Soft, delicious, traditional cut-out Christmas cookie
The holidays are nearly here! Cooler temperatures make hot cocoa and a crackling fire a cozy place to be. Nothing goes better with them than delicious Christmas cookies. So, grab your mixing bowls and cookie cutters, put on some Bing Crosby, and bake up some flavorful holiday Christmas cookies!
Many childhood memories are filled with images of flour, sugar, and icing. Family time is spent in the kitchen surrounded by cutters and sprinkles while children decorate traditional Christmas cookies. Plates of soft, warm cookies passed around while watching a Christmas movie on the Hallmark channel. Perhaps even hosting a cookie recipe exchange party would be fun.
Some other cookies
When it comes to cookies, there are many to choose from, and each is as delicious as the next. There are as many cookies as there are holiday traditions. Some of the many holiday recipes for tasty cookies are
- Gingerbread cookies, spicy and sweet
- Spritz cookies, soft and buttery
- Traditional shortbread, crisp and not too sweet
- Gingersnaps, brittle and full of ginger and molasses
- Snickerdoodles, soft and coated in cinnamon and sugar
- Chocolate crinkles, crunchy and chocolaty
- Peppermint meringues, light and minty
However, when thinking of traditional Christmas cookies, nothing compares to a soft, rolled sugar cookie. These chewy cookies are a blank slate for children’s imaginations. They can be iced and covered in sprinkles or candies. However, these are just as delicious left plain, especially with a cup of coffee or cocoa.
These cookies are a great choice to bake up for friends or family. They can be packaged into festive tins and given as homemade gifts or simply enjoyed by a warm fire. Take some to your next holiday party or dinner. A big platter of them at the office Christmas party is sure to be a hit.
TIP for Christmas cookie
Before you begin, as she states on her site, a thinner dough will produce a crispy cookie while dough rolled thicker will bake into a softer cookie.
For this recipe you will need
For the cookies
- 1 cup unsalted butter, slightly softened to room temperature
- One cup sugar
- An egg
- 1 teaspoon vanilla extract
- 1/2 teaspoon almond extract (optional)
- 3 cups flour
- 1 1/2 teaspoons. baking powder
- 1/2 teaspoon salt
For the icing:
- 3 3/4 cups sifted powdered sugar
- 3 Tablespoons meringue powder(found at Michaels and Wal-Mart)
- 6 Tablespoons warm water
- 1/4 teaspoon almond extract
Additionally, you need
- Cookie sheet
- Non-Stick Teflon sheet or parchment paper
- Assorted cookie cutters
- Rolling pin
- Extra flour for rolling out cookies
Step-by-step Directions for Christmas cookie
Preheat the oven to 350°F and line a baking sheet with a Non-Stick Teflon sheet (or parchment paper.)
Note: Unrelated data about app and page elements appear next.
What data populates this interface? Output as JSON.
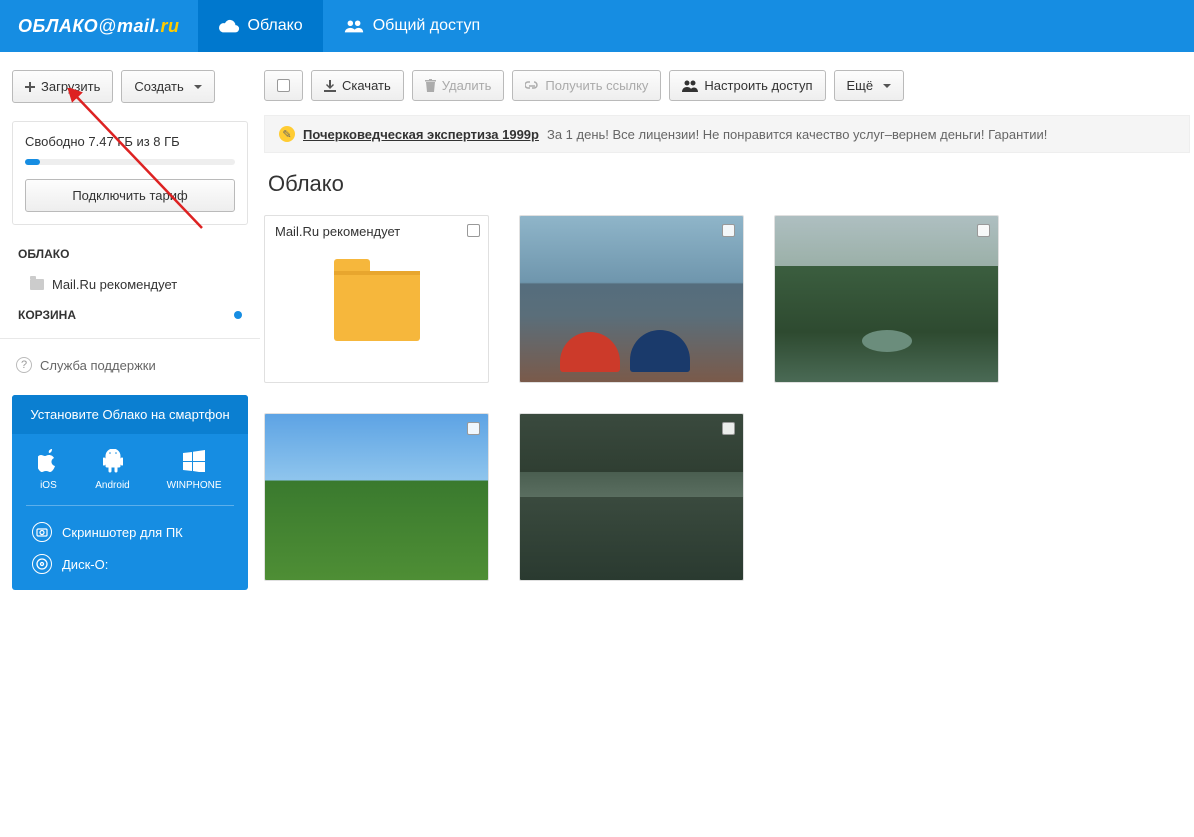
{
  "logo": {
    "text1": "ОБЛАКО",
    "at": "@",
    "text2": "mail",
    "dot": ".",
    "text3": "ru"
  },
  "nav": {
    "cloud": "Облако",
    "shared": "Общий доступ"
  },
  "sidebar": {
    "upload": "Загрузить",
    "create": "Создать",
    "storage_text": "Свободно 7.47 ГБ из 8 ГБ",
    "tariff": "Подключить тариф",
    "section_cloud": "ОБЛАКО",
    "recommends": "Mail.Ru рекомендует",
    "section_trash": "КОРЗИНА",
    "support": "Служба поддержки"
  },
  "promo": {
    "title": "Установите Облако на смартфон",
    "ios": "iOS",
    "android": "Android",
    "winphone": "WINPHONE",
    "screenshoter": "Скриншотер для ПК",
    "disko": "Диск-О:"
  },
  "toolbar": {
    "download": "Скачать",
    "delete": "Удалить",
    "getlink": "Получить ссылку",
    "access": "Настроить доступ",
    "more": "Ещё"
  },
  "ad": {
    "link": "Почерковедческая экспертиза 1999р",
    "text": "За 1 день! Все лицензии! Не понравится качество услуг–вернем деньги! Гарантии!"
  },
  "page_title": "Облако",
  "files": {
    "folder_label": "Mail.Ru рекомендует"
  }
}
Using a handheld mixer and a large bowl or a stand mixer with a paddle attachment, beat the butter for about 1 minute – until smooth and creamy. Add sugar and beat on high for about 3 to 4 minutes until it is light and fluffy, scraping the sides of the bowl as needed. Next add the egg, vanilla extract ( and almond, if desired) and beat on medium-high until fully combined.
In another bowl, mix together the flour, baking powder, and salt. With the mixer on low, add half the flour mixture, and beat until just combined. Add the remaining flour and mix until combined. The dough should be soft, like clay.
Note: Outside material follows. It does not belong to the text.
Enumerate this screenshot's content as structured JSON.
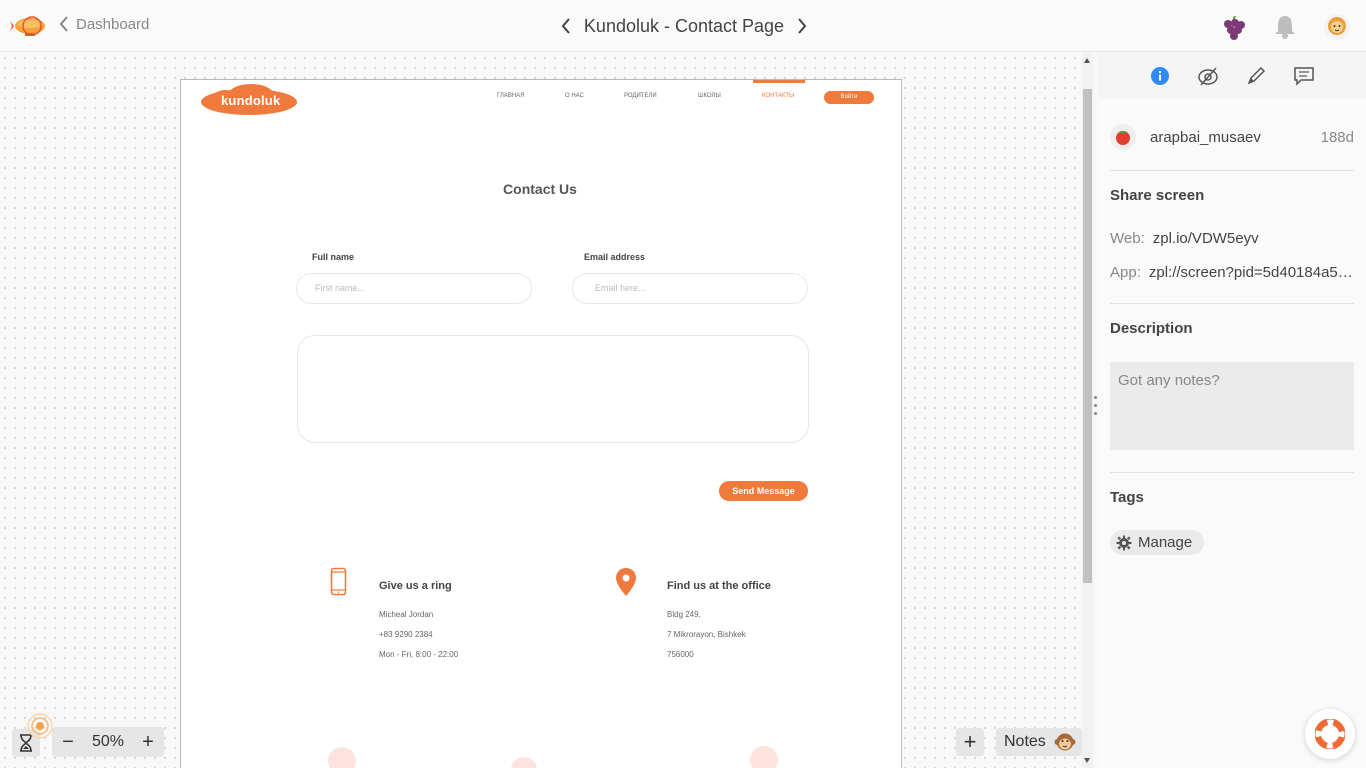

Lightly flour a Non-Stick Teflon sheet on your counter as a workspace. Set dough on top of the floured sheet. Gently roll out the dough to the ⅓-inch thickness or desired thickness. (Remember, the thicker the dough, the softer the cookies and the thinner the dough, the crispier the cookies will be.)
Cut out desired shapes and use a spatula to gently transfer to the prepared baking sheet. Refrigerate the cookie sheet full of cookie shapes for about 5 minutes, then bake for 10 minutes, or until edges start to turn a light brown. Be careful not to overbake them.
To make the icing, add all icing ingredients and beat on high until smooth, about 4-5 minutes. For thicker icing, add more sugar. For thinner icing, add more water. Try out the consistency to get the flow you want. And Icing can be colored with liquid food coloring or gel food coloring. (Keep in mind, liquid food coloring may affect the icing consistency.)
Icing can be spread onto the cookies using a knife or spatula or it can be placed into icing bags and piped on using decorative tips. Be creative!
Don’t be intimidated by the royal icing. There are many videos online demonstrating simple techniques that produce beautifully decorated cookies, like this one. Have fun and enjoy delicious and unique cookies decorated in your own kitchen.